▶ [What is expected]:
Copy out the full data exactly as given; pictures should not be included.

▶ [Website and app data records]:
┌──

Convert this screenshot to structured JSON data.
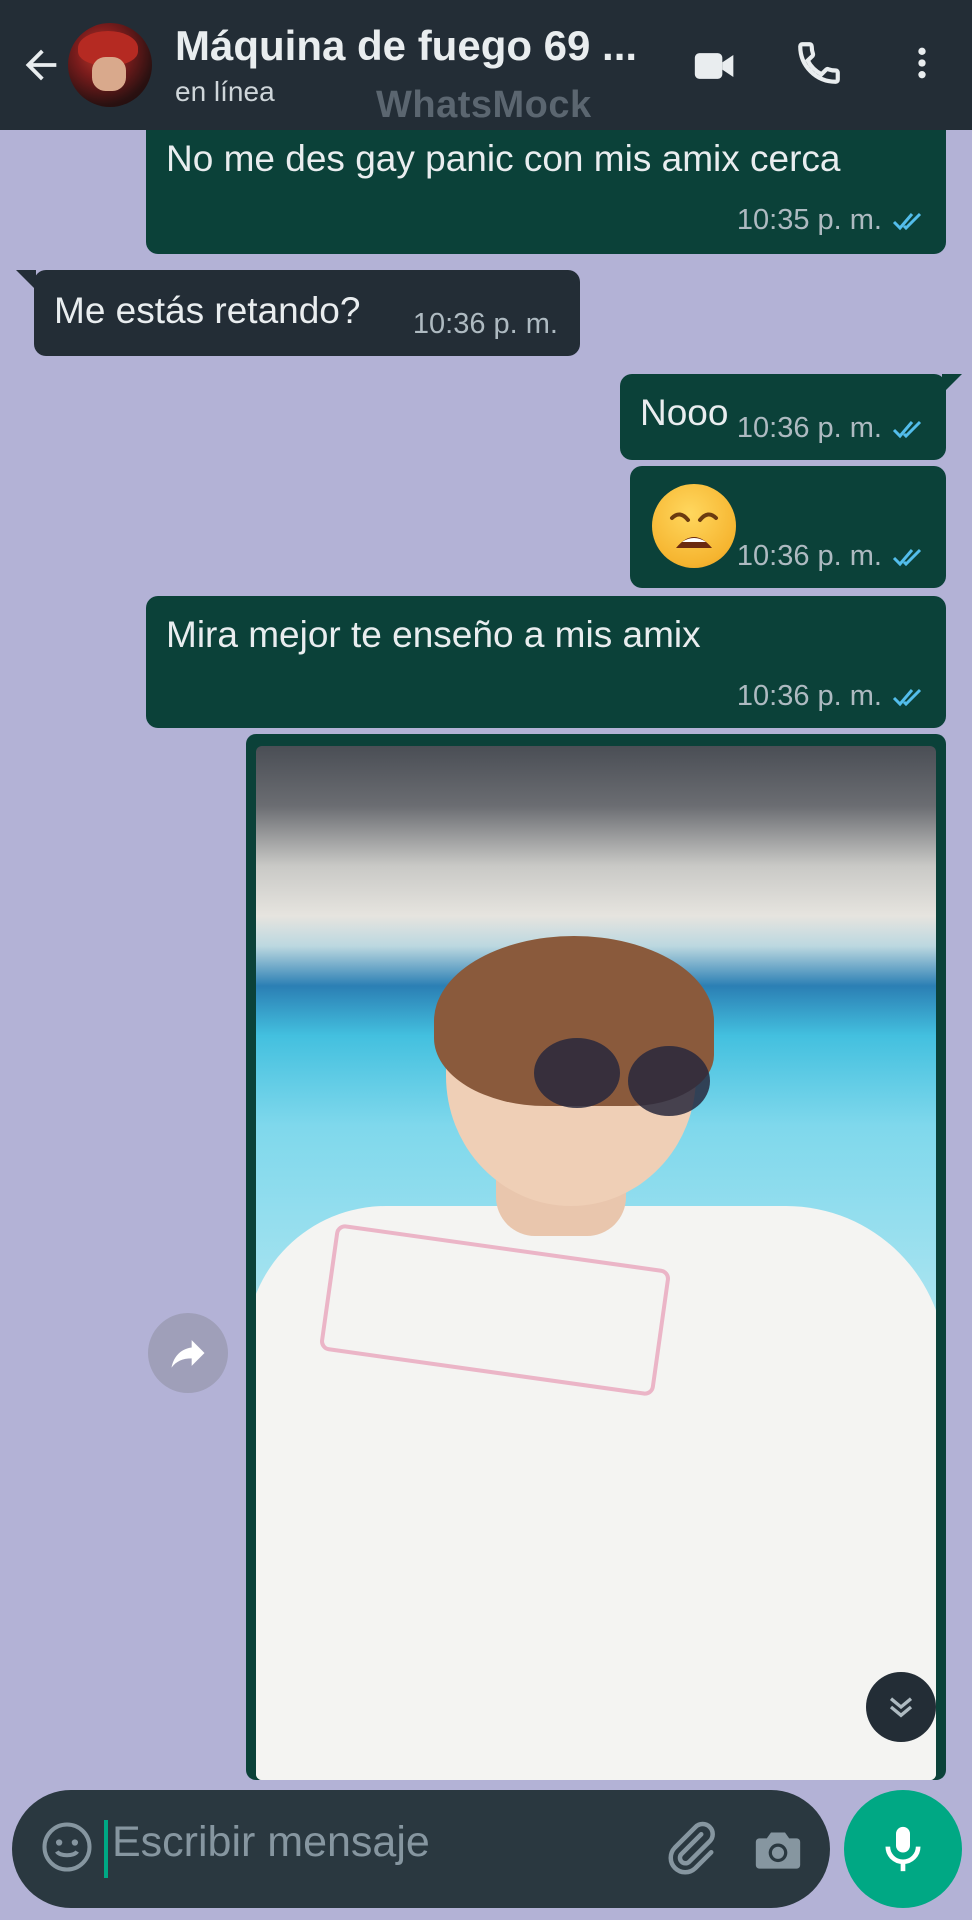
{
  "header": {
    "contact_name": "Máquina de fuego 69 ...",
    "status": "en línea",
    "watermark": "WhatsMock"
  },
  "messages": [
    {
      "direction": "outgoing",
      "text": "No me des gay panic con mis amix cerca",
      "time": "10:35 p. m.",
      "read": true
    },
    {
      "direction": "incoming",
      "text": "Me estás retando?",
      "time": "10:36 p. m."
    },
    {
      "direction": "outgoing",
      "text": "Nooo",
      "time": "10:36 p. m.",
      "read": true
    },
    {
      "direction": "outgoing",
      "emoji": "weary-face",
      "time": "10:36 p. m.",
      "read": true
    },
    {
      "direction": "outgoing",
      "text": "Mira mejor te enseño a mis amix",
      "time": "10:36 p. m.",
      "read": true
    },
    {
      "direction": "outgoing",
      "type": "image"
    }
  ],
  "compose": {
    "placeholder": "Escribir mensaje"
  },
  "colors": {
    "chat_background": "#b3b2d6",
    "header": "#232d36",
    "outgoing_bubble": "#0b4139",
    "incoming_bubble": "#232d36",
    "read_ticks": "#53bdeb",
    "accent": "#00a884"
  },
  "icons": [
    "back-arrow-icon",
    "video-call-icon",
    "phone-icon",
    "more-options-icon",
    "forward-icon",
    "scroll-down-icon",
    "smiley-icon",
    "attach-icon",
    "camera-icon",
    "mic-icon"
  ]
}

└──

▶ [Task solution]:
Convert this screenshot to structured JSON data.
{
  "header": {
    "contact_name": "Máquina de fuego 69 ...",
    "status": "en línea",
    "watermark": "WhatsMock"
  },
  "messages": [
    {
      "direction": "outgoing",
      "text": "No me des gay panic con mis amix cerca",
      "time": "10:35 p. m.",
      "read": true
    },
    {
      "direction": "incoming",
      "text": "Me estás retando?",
      "time": "10:36 p. m."
    },
    {
      "direction": "outgoing",
      "text": "Nooo",
      "time": "10:36 p. m.",
      "read": true
    },
    {
      "direction": "outgoing",
      "emoji": "weary-face",
      "time": "10:36 p. m.",
      "read": true
    },
    {
      "direction": "outgoing",
      "text": "Mira mejor te enseño a mis amix",
      "time": "10:36 p. m.",
      "read": true
    },
    {
      "direction": "outgoing",
      "type": "image"
    }
  ],
  "compose": {
    "placeholder": "Escribir mensaje"
  },
  "colors": {
    "chat_background": "#b3b2d6",
    "header": "#232d36",
    "outgoing_bubble": "#0b4139",
    "incoming_bubble": "#232d36",
    "read_ticks": "#53bdeb",
    "accent": "#00a884"
  },
  "icons": [
    "back-arrow-icon",
    "video-call-icon",
    "phone-icon",
    "more-options-icon",
    "forward-icon",
    "scroll-down-icon",
    "smiley-icon",
    "attach-icon",
    "camera-icon",
    "mic-icon"
  ]
}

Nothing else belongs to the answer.